The Everglades Snail Kite

snail kite The Snail Kite (formerly known as the Everglades Snail Kite) was listed as endangered in 1967. Fast forward 49 years, this bird is still on the federal endangered species list and state regulators are being accused of not protecting the species properly. In 2000, there were 3,400 kites around and by 2008 there were only 700.

The snail kite is known for its slender, curved bill. This bill is able to extract the apple snail from its shell for the bird to eat. The snail kite is a medium-sized brown/gray raptor that flies slow with its head tilted down often while it looks for prey. They use their feet to capture the snails that are right below the surface of the water.

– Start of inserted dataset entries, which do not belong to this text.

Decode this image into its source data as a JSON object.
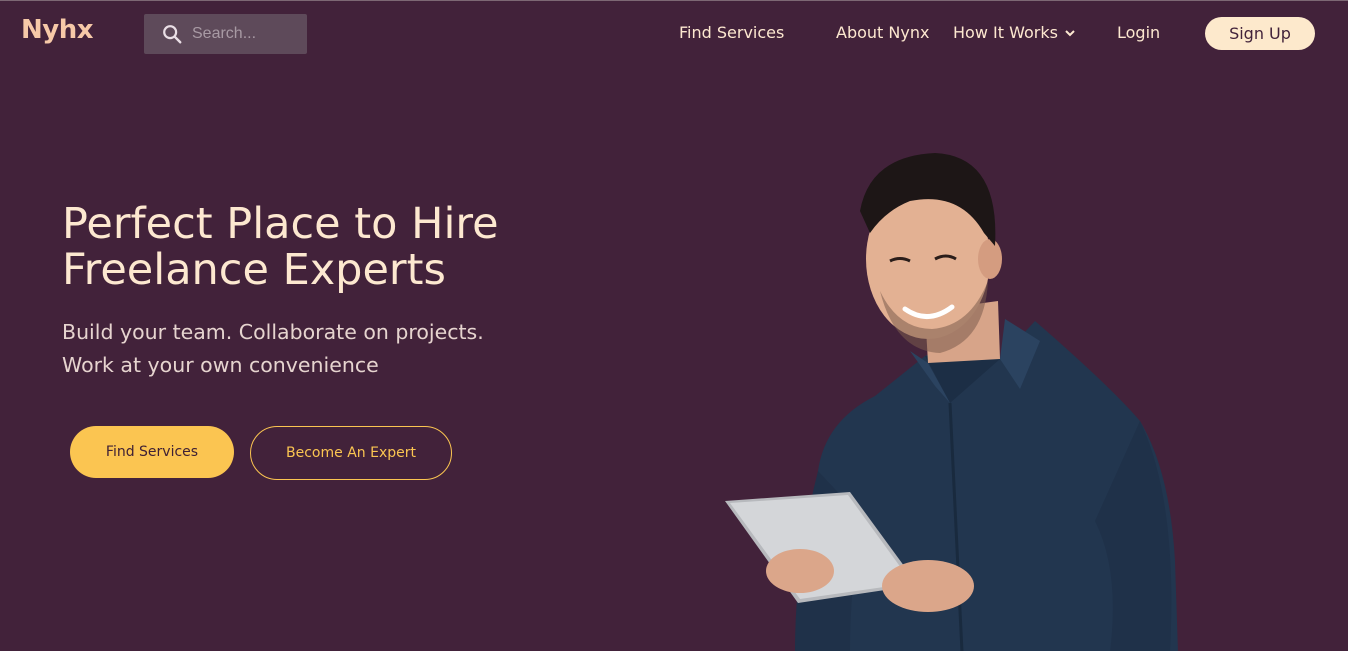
{
  "brand": {
    "logo_text": "Nyhx"
  },
  "search": {
    "placeholder": "Search..."
  },
  "nav": {
    "find_services": "Find Services",
    "about": "About Nynx",
    "how_it_works": "How It Works",
    "login": "Login",
    "signup": "Sign Up"
  },
  "hero": {
    "title_line1": "Perfect Place to Hire",
    "title_line2": "Freelance Experts",
    "subtitle_line1": "Build your team. Collaborate on projects.",
    "subtitle_line2": "Work at your own convenience",
    "primary_button": "Find Services",
    "secondary_button": "Become An Expert"
  },
  "icons": {
    "search": "search-icon",
    "dropdown": "chevron-down-icon"
  },
  "colors": {
    "background": "#42223a",
    "accent": "#fbc551",
    "text": "#fde8d0",
    "signup_bg": "#fde9cc",
    "logo": "#f6c9a8"
  }
}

This raptor lives along freshwater marshes and manmade lakes. They prefer non-dense vegetation areas, because the openness allows them to easily search for the apple snails. Snail kites are considered nomadic in Florida because they move depending on water depths, food availability, hydroperiod, and other changes in the habitat.

The biggest threat to the snail kite is the loss of the wetlands in Florida. When sewage is disposed through septic tanks and runs off into the water and land, the water quality lowers and exotic and invasive plants grow heavily and reduce visibility of the apple snails in the water. In order to keep the snail kite around, the area’s water stages in lakes in canals to be regulated to certain vegetation is there for the bird’s habitat to exist.

In February, a federal official accused state regulators of not properly protecting the snail kite. In January, heavy rainfall occurred in Florida and was overfilling Lake Okeechobee; the U.S. Army Corps released lots of water from the lake which flowed into estuaries. This flowing of water changed the water level in many areas of the state too quickly, which in turn disrupted the nesting sites of the snail kite. If their nests get swept away from the higher levels of water, they are unable to reproduce. This destruction was caused by an act (the dumping of the water) which was illegally done, because no permit was obtained for this flood control act.

Despite the snail kite’s habitat being completely fragile and vulnerable, numbers have been slowly increase in recent years.

Spot the Snail Kite

This majestic creature has been in trouble for decades but continues to hold on. The snail kite’s specific diet of mainly apple snails makes it hard for the bird to thrive in different areas, since it’s dependent on a watershed with a certain water quality and vegetation.  Although this bird is still around, there’s always the chance it could disappear in the years to come. Book an airboat tour today through the snail kite’s habitat within the Everglades to try and catch a glimpse of this precious, endangered bird. To book a tour, contact Captain Mitch’s Airboat Tours at 239-695-3377 or click here.